In order to actually produce something of artistic merit, you need to yield a certain amount of that process to the unconscious. If it's not spontaneous, if it's too over-determined by a conscious analytical process, it will fail. There has to be an unconscious movement towards the creation of something.
- Christopher Mastopietro in an interview with Jonathan Pageau
Artists and athletes make reference to _the zone_ a lot. It's a great place to be. It's almost like where the conscious subsides and allows the unconscious to do its work - similar to the analytical and propositional thinking I talked about yesterday. Being in the zone feels good, and is quite productive (or at least feels that way).
What defines this unconscious takeover? Matthew Crawford writes in Shop Class as Soulcraft:
These remarks highlight an important feature of those practices that entail skilled and active engagement: one's attention is focused on standards intrinsic to the practice, rather than external goals that may be won through the practice, typically, money or recognition.
To bring the unconscious up requires an ignorance of the end goal... yet the ignorance of the goal is, in the moment, a requirement to achieve the goal.
This is reflected in one formulation of an Act of Contrition which I adore:
O my God, I am heartily sorry for having offended Thee, and I detest all my sins, because I dread the loss of heaven, and the pains of hell; but most of all because they offend Thee, my God, Who are all good and deserving of all my love. I firmly resolve, with the help of Thy grace to confess my sins, to do penance and to amend my life. Amen.
The central motivator for repentance and true contrition is not, at its best, an external goal such as the gain of heaven or avoidance of hell. The best motivator is one that actually sinks into the unconscious.
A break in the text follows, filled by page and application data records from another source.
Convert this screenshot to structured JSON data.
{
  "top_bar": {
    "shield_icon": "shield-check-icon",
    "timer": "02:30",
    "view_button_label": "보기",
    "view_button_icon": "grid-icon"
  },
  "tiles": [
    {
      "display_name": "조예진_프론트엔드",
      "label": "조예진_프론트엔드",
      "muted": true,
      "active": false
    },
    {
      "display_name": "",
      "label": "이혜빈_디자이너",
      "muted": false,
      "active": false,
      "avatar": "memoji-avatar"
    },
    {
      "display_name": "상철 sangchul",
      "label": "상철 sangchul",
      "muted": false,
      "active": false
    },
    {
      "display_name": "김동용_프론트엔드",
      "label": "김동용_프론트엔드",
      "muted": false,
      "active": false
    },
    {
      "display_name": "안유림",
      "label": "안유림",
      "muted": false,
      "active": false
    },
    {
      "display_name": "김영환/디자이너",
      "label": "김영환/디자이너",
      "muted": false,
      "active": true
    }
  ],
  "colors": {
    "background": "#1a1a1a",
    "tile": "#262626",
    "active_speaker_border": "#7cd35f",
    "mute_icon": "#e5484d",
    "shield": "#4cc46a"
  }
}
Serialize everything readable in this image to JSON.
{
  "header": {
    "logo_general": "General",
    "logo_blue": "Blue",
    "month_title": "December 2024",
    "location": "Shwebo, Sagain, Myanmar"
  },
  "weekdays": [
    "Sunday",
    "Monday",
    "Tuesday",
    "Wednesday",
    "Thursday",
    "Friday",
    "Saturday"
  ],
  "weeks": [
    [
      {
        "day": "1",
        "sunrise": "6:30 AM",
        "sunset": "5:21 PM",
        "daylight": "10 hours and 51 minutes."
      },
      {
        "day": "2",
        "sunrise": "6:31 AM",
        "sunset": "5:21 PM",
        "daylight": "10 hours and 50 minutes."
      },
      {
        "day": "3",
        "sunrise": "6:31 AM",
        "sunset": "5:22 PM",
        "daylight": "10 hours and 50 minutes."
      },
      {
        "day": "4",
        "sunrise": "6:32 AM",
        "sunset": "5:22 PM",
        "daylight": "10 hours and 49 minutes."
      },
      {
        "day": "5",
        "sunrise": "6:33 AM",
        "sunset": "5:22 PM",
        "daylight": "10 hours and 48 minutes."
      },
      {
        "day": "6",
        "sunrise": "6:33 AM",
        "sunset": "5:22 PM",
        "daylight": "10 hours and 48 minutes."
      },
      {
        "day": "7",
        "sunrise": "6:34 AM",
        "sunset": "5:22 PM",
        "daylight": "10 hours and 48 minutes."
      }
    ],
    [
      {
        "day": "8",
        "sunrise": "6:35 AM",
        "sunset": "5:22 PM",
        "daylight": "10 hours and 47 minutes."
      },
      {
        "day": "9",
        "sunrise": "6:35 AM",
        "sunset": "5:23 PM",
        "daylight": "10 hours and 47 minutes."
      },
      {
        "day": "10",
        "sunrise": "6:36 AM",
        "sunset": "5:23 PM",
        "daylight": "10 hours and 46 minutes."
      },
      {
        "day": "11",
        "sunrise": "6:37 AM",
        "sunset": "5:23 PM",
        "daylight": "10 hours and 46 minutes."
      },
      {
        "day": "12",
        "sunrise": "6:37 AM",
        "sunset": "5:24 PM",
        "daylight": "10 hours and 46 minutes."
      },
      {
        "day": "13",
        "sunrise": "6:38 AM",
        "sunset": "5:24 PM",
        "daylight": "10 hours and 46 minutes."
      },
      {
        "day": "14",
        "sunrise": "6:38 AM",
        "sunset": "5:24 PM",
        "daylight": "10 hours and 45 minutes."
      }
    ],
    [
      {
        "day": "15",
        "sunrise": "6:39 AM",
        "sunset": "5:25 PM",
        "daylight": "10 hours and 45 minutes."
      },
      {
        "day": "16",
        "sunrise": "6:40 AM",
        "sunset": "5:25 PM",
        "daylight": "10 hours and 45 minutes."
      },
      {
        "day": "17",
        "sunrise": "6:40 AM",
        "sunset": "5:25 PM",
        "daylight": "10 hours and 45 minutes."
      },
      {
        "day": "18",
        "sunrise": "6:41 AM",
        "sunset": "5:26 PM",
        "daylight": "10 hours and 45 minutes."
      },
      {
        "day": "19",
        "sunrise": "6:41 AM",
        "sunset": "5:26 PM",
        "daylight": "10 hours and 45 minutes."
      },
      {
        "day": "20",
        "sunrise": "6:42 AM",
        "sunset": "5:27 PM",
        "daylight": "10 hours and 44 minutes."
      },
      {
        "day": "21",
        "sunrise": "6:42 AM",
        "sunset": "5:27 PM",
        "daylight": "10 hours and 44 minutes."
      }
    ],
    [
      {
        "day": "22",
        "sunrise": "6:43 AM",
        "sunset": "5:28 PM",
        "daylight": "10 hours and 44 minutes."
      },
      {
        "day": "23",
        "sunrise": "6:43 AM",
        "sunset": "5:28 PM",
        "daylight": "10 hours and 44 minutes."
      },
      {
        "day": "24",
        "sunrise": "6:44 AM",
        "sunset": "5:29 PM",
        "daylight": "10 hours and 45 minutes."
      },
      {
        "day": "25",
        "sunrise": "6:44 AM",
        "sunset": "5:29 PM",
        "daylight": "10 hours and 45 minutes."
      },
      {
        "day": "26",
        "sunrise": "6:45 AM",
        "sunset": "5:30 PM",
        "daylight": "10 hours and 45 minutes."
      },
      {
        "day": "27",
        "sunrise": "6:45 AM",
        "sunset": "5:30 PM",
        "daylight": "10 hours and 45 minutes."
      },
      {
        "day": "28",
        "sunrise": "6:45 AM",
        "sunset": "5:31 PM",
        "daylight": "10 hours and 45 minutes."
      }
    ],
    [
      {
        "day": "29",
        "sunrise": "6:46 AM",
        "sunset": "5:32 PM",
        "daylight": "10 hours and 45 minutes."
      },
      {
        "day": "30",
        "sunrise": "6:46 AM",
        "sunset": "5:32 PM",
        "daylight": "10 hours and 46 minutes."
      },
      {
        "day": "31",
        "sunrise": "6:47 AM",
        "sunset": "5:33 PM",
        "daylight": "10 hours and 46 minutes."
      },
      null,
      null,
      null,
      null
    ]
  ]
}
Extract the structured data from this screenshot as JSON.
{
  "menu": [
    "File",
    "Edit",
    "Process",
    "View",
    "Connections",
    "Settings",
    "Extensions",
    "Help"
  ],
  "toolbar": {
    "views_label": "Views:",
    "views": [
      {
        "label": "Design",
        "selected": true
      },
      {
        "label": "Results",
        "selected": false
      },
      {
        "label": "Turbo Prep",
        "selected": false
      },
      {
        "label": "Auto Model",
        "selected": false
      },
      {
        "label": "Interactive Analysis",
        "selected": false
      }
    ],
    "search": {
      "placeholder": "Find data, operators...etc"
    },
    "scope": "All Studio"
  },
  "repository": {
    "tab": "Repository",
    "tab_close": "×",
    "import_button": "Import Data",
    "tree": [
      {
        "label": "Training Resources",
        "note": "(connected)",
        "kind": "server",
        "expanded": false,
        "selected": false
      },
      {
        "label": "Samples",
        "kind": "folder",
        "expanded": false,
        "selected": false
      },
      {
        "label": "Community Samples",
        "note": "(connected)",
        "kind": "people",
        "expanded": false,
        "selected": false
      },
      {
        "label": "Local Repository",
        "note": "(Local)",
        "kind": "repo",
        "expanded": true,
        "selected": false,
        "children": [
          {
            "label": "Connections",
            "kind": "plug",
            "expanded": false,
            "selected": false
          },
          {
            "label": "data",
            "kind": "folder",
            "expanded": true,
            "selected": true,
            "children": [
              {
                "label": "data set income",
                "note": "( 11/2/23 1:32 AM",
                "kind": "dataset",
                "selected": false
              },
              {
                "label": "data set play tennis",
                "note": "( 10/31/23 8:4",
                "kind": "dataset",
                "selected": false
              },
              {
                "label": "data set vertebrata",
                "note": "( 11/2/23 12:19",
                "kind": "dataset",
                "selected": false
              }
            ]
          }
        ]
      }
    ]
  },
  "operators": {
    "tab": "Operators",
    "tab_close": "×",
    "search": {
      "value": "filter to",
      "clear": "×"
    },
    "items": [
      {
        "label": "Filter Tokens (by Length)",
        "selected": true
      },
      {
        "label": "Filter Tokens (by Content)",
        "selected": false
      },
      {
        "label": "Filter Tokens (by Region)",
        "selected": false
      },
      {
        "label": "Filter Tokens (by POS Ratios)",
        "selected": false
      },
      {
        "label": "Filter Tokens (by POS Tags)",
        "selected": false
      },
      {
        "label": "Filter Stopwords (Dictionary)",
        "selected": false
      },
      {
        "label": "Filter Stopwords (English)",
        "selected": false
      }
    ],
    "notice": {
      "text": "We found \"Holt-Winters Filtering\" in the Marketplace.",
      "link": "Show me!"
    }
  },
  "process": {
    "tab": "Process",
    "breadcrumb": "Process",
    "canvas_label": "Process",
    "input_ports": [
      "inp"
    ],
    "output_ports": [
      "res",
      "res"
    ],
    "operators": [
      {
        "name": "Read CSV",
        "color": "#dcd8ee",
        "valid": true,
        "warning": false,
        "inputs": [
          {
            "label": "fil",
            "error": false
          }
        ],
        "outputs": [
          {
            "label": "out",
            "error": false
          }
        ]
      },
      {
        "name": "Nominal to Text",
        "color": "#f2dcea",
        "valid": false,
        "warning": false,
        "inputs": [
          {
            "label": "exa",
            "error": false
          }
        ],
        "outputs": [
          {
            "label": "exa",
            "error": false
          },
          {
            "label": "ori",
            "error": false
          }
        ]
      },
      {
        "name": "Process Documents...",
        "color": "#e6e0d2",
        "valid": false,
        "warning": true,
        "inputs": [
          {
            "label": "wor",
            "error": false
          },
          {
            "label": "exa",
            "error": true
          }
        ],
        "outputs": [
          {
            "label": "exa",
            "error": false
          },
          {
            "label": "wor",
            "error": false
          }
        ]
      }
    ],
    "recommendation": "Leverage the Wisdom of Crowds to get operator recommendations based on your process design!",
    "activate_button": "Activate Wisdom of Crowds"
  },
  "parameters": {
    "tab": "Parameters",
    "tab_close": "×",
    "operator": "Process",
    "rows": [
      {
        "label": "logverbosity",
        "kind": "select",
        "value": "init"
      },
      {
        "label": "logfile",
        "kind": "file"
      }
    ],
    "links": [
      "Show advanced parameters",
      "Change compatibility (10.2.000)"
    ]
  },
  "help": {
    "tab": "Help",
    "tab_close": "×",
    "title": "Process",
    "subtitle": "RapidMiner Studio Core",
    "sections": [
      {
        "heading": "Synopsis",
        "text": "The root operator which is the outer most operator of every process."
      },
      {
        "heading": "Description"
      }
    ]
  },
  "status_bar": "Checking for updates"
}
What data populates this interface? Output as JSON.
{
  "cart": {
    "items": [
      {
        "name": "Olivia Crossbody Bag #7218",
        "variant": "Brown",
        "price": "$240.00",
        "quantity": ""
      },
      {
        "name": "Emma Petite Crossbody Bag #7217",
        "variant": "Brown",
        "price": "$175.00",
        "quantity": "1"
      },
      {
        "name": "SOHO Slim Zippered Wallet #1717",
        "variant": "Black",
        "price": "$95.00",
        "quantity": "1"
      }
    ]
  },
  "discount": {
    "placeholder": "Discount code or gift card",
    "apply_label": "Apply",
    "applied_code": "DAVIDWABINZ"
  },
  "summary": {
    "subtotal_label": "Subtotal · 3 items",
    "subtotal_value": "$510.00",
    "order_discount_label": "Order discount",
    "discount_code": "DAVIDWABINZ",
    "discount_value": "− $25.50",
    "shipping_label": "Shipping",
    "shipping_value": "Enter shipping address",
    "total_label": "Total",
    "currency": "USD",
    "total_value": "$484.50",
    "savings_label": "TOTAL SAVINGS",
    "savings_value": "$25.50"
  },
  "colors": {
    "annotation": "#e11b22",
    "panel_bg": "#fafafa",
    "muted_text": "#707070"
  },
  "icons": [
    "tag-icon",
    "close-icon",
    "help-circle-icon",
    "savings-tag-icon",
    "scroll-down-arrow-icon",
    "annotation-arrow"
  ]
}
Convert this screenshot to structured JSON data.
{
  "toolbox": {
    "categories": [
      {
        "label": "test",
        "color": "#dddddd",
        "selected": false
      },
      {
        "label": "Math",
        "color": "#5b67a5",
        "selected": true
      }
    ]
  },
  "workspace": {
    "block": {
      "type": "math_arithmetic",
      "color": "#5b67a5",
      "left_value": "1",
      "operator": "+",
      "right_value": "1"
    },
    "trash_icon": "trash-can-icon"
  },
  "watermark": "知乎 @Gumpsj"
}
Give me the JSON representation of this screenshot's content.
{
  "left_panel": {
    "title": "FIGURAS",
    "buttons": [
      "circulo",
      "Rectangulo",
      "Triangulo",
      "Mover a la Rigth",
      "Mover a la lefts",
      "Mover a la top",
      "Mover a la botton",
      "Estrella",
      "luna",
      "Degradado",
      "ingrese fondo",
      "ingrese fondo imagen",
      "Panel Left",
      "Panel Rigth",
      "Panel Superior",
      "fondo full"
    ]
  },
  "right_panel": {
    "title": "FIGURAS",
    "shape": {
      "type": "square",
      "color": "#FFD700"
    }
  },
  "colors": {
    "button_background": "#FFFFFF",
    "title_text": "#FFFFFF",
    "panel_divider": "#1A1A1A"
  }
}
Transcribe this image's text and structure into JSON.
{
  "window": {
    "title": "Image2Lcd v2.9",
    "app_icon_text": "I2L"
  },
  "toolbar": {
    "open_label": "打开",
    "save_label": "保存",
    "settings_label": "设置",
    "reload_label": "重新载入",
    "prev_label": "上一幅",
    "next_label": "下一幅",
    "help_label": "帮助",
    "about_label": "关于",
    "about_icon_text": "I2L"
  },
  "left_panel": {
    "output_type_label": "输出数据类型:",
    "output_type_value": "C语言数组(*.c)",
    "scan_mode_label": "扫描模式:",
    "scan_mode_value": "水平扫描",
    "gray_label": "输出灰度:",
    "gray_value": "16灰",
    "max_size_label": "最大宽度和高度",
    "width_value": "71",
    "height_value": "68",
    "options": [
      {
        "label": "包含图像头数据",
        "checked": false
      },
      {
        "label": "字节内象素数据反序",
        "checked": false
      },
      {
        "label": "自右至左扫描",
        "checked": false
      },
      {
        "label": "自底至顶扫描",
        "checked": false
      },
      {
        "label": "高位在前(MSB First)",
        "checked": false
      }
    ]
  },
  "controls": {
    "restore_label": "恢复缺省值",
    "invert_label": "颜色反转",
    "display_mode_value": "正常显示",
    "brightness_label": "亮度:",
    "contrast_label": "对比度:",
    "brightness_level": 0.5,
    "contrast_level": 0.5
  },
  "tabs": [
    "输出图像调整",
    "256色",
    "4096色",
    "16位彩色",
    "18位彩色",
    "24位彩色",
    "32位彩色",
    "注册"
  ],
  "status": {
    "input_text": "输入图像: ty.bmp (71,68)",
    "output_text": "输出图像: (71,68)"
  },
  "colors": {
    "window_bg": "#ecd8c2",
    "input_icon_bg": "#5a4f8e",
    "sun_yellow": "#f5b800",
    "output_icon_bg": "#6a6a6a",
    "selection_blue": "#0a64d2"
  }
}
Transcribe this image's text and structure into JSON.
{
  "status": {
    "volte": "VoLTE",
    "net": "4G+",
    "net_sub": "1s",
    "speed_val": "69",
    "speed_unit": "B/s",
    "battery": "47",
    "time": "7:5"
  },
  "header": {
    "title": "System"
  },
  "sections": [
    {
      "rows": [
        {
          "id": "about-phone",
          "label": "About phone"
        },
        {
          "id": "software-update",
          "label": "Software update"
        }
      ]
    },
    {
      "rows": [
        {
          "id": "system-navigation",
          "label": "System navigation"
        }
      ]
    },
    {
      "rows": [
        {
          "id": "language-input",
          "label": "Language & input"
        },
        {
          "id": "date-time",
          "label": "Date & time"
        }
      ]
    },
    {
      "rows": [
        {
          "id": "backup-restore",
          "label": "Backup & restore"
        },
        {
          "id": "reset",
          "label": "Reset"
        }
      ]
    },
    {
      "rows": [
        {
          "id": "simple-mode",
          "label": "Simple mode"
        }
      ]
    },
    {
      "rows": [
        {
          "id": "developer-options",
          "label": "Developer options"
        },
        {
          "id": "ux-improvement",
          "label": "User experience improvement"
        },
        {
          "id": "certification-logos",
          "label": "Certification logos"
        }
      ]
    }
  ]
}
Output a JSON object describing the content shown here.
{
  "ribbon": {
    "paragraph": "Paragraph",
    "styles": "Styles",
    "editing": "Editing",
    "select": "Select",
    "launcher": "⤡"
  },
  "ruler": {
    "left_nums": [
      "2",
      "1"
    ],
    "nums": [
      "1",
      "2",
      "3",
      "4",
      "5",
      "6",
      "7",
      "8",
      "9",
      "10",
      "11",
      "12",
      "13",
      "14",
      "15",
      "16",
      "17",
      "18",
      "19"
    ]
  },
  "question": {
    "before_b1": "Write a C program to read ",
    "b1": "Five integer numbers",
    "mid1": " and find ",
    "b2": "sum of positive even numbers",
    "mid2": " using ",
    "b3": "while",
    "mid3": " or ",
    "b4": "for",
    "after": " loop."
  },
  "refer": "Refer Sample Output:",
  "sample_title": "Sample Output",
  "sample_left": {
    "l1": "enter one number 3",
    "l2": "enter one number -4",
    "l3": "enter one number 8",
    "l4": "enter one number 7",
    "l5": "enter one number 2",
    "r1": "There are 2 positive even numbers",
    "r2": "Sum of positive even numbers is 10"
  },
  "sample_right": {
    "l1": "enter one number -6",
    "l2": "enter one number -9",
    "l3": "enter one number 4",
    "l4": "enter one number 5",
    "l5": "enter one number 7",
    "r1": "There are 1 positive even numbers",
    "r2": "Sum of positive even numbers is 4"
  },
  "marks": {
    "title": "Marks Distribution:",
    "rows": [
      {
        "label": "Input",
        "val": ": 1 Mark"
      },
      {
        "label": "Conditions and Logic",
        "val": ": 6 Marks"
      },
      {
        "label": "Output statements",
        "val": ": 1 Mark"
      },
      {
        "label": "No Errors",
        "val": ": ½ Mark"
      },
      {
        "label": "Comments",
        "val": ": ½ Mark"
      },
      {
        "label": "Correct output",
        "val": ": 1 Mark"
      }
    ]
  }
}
In design as well, to build good things, we need the principles to sink into our unconscious; principles such as extensibility or repair-ability cannot simply be lectured, thought of from time to time, or written in a requirements document. These principles need to become habits and then attitudes which are continually espoused in all things we design.